Element data from apps and pages
++++++++

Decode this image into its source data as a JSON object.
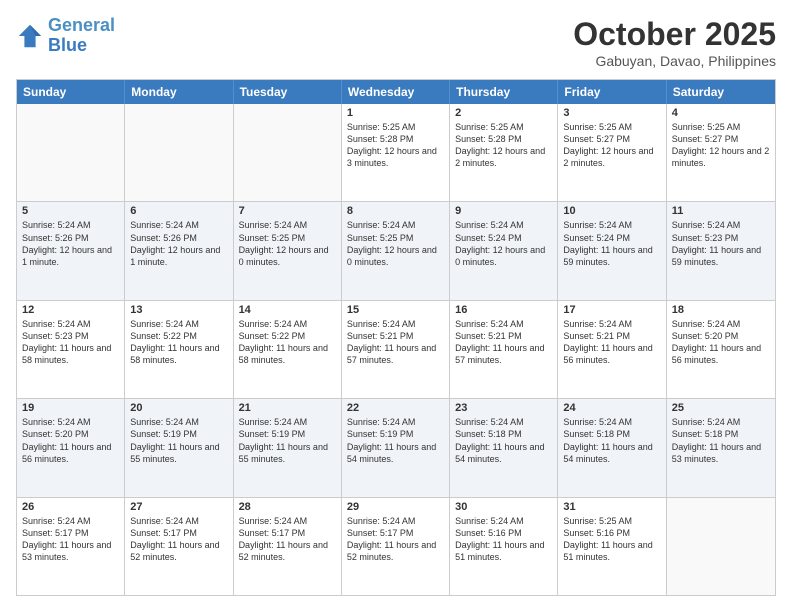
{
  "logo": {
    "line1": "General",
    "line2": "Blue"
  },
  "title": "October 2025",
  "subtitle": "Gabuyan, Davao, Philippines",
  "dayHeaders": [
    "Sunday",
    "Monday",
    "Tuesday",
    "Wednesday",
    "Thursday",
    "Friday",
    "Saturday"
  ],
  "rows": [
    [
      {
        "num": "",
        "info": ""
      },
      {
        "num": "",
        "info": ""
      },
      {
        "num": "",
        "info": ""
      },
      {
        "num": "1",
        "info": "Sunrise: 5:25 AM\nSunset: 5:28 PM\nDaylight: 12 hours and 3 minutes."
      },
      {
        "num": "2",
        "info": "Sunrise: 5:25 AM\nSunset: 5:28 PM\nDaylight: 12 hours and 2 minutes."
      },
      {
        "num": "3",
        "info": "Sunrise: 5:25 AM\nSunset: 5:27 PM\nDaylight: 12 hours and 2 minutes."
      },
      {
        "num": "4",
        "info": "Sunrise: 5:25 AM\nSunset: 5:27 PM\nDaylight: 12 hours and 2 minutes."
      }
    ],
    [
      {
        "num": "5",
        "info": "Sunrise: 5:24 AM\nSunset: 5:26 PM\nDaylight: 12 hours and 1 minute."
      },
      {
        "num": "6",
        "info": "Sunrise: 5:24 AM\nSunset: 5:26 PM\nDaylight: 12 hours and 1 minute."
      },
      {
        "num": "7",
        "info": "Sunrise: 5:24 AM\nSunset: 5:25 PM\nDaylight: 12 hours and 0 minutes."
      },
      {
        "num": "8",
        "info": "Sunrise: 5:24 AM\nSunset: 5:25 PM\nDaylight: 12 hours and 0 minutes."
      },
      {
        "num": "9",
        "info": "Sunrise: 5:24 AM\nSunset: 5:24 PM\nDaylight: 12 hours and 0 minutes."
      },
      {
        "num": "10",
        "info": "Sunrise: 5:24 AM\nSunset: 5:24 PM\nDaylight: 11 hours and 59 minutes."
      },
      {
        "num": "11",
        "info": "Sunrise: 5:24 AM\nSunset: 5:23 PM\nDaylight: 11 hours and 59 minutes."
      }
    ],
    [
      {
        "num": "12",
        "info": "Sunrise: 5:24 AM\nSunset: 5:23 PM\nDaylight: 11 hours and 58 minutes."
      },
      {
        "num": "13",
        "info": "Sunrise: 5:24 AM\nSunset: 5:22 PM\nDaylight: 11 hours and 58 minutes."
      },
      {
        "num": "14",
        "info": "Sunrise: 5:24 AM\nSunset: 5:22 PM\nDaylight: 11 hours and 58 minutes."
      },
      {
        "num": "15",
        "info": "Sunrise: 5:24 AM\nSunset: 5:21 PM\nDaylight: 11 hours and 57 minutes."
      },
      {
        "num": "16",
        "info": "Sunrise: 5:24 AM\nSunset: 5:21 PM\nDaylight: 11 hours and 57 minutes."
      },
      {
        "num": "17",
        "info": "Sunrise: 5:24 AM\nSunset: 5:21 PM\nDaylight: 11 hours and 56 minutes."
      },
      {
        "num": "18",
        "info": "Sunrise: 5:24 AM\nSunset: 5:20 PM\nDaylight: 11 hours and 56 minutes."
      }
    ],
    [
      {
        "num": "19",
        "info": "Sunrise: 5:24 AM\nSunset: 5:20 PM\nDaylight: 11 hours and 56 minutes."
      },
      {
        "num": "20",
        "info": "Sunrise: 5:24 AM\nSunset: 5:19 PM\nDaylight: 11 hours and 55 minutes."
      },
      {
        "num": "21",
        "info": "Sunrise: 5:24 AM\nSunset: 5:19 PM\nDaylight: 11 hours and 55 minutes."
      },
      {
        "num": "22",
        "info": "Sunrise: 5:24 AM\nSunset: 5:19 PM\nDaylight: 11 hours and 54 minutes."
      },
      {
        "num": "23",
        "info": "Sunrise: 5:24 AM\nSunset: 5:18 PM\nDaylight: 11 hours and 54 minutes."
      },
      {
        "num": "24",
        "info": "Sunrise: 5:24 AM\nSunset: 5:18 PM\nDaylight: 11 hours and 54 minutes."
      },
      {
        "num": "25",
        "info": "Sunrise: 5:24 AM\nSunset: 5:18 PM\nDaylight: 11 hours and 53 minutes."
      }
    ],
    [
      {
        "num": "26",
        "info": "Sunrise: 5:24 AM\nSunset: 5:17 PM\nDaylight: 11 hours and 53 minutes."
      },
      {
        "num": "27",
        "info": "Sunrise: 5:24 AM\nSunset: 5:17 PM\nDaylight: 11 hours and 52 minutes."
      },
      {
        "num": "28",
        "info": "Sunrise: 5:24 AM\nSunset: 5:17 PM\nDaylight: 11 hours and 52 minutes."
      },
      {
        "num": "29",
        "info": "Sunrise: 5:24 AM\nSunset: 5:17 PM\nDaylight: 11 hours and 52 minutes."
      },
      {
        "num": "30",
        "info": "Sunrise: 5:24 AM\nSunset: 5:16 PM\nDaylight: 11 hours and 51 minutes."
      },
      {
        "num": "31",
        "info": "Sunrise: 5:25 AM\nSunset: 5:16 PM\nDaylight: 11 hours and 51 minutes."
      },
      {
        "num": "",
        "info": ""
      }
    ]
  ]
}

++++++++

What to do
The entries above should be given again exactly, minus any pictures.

Problem solution
Decode this image into its source data as a JSON object.
{
  "logo": {
    "line1": "General",
    "line2": "Blue"
  },
  "title": "October 2025",
  "subtitle": "Gabuyan, Davao, Philippines",
  "dayHeaders": [
    "Sunday",
    "Monday",
    "Tuesday",
    "Wednesday",
    "Thursday",
    "Friday",
    "Saturday"
  ],
  "rows": [
    [
      {
        "num": "",
        "info": ""
      },
      {
        "num": "",
        "info": ""
      },
      {
        "num": "",
        "info": ""
      },
      {
        "num": "1",
        "info": "Sunrise: 5:25 AM\nSunset: 5:28 PM\nDaylight: 12 hours and 3 minutes."
      },
      {
        "num": "2",
        "info": "Sunrise: 5:25 AM\nSunset: 5:28 PM\nDaylight: 12 hours and 2 minutes."
      },
      {
        "num": "3",
        "info": "Sunrise: 5:25 AM\nSunset: 5:27 PM\nDaylight: 12 hours and 2 minutes."
      },
      {
        "num": "4",
        "info": "Sunrise: 5:25 AM\nSunset: 5:27 PM\nDaylight: 12 hours and 2 minutes."
      }
    ],
    [
      {
        "num": "5",
        "info": "Sunrise: 5:24 AM\nSunset: 5:26 PM\nDaylight: 12 hours and 1 minute."
      },
      {
        "num": "6",
        "info": "Sunrise: 5:24 AM\nSunset: 5:26 PM\nDaylight: 12 hours and 1 minute."
      },
      {
        "num": "7",
        "info": "Sunrise: 5:24 AM\nSunset: 5:25 PM\nDaylight: 12 hours and 0 minutes."
      },
      {
        "num": "8",
        "info": "Sunrise: 5:24 AM\nSunset: 5:25 PM\nDaylight: 12 hours and 0 minutes."
      },
      {
        "num": "9",
        "info": "Sunrise: 5:24 AM\nSunset: 5:24 PM\nDaylight: 12 hours and 0 minutes."
      },
      {
        "num": "10",
        "info": "Sunrise: 5:24 AM\nSunset: 5:24 PM\nDaylight: 11 hours and 59 minutes."
      },
      {
        "num": "11",
        "info": "Sunrise: 5:24 AM\nSunset: 5:23 PM\nDaylight: 11 hours and 59 minutes."
      }
    ],
    [
      {
        "num": "12",
        "info": "Sunrise: 5:24 AM\nSunset: 5:23 PM\nDaylight: 11 hours and 58 minutes."
      },
      {
        "num": "13",
        "info": "Sunrise: 5:24 AM\nSunset: 5:22 PM\nDaylight: 11 hours and 58 minutes."
      },
      {
        "num": "14",
        "info": "Sunrise: 5:24 AM\nSunset: 5:22 PM\nDaylight: 11 hours and 58 minutes."
      },
      {
        "num": "15",
        "info": "Sunrise: 5:24 AM\nSunset: 5:21 PM\nDaylight: 11 hours and 57 minutes."
      },
      {
        "num": "16",
        "info": "Sunrise: 5:24 AM\nSunset: 5:21 PM\nDaylight: 11 hours and 57 minutes."
      },
      {
        "num": "17",
        "info": "Sunrise: 5:24 AM\nSunset: 5:21 PM\nDaylight: 11 hours and 56 minutes."
      },
      {
        "num": "18",
        "info": "Sunrise: 5:24 AM\nSunset: 5:20 PM\nDaylight: 11 hours and 56 minutes."
      }
    ],
    [
      {
        "num": "19",
        "info": "Sunrise: 5:24 AM\nSunset: 5:20 PM\nDaylight: 11 hours and 56 minutes."
      },
      {
        "num": "20",
        "info": "Sunrise: 5:24 AM\nSunset: 5:19 PM\nDaylight: 11 hours and 55 minutes."
      },
      {
        "num": "21",
        "info": "Sunrise: 5:24 AM\nSunset: 5:19 PM\nDaylight: 11 hours and 55 minutes."
      },
      {
        "num": "22",
        "info": "Sunrise: 5:24 AM\nSunset: 5:19 PM\nDaylight: 11 hours and 54 minutes."
      },
      {
        "num": "23",
        "info": "Sunrise: 5:24 AM\nSunset: 5:18 PM\nDaylight: 11 hours and 54 minutes."
      },
      {
        "num": "24",
        "info": "Sunrise: 5:24 AM\nSunset: 5:18 PM\nDaylight: 11 hours and 54 minutes."
      },
      {
        "num": "25",
        "info": "Sunrise: 5:24 AM\nSunset: 5:18 PM\nDaylight: 11 hours and 53 minutes."
      }
    ],
    [
      {
        "num": "26",
        "info": "Sunrise: 5:24 AM\nSunset: 5:17 PM\nDaylight: 11 hours and 53 minutes."
      },
      {
        "num": "27",
        "info": "Sunrise: 5:24 AM\nSunset: 5:17 PM\nDaylight: 11 hours and 52 minutes."
      },
      {
        "num": "28",
        "info": "Sunrise: 5:24 AM\nSunset: 5:17 PM\nDaylight: 11 hours and 52 minutes."
      },
      {
        "num": "29",
        "info": "Sunrise: 5:24 AM\nSunset: 5:17 PM\nDaylight: 11 hours and 52 minutes."
      },
      {
        "num": "30",
        "info": "Sunrise: 5:24 AM\nSunset: 5:16 PM\nDaylight: 11 hours and 51 minutes."
      },
      {
        "num": "31",
        "info": "Sunrise: 5:25 AM\nSunset: 5:16 PM\nDaylight: 11 hours and 51 minutes."
      },
      {
        "num": "",
        "info": ""
      }
    ]
  ]
}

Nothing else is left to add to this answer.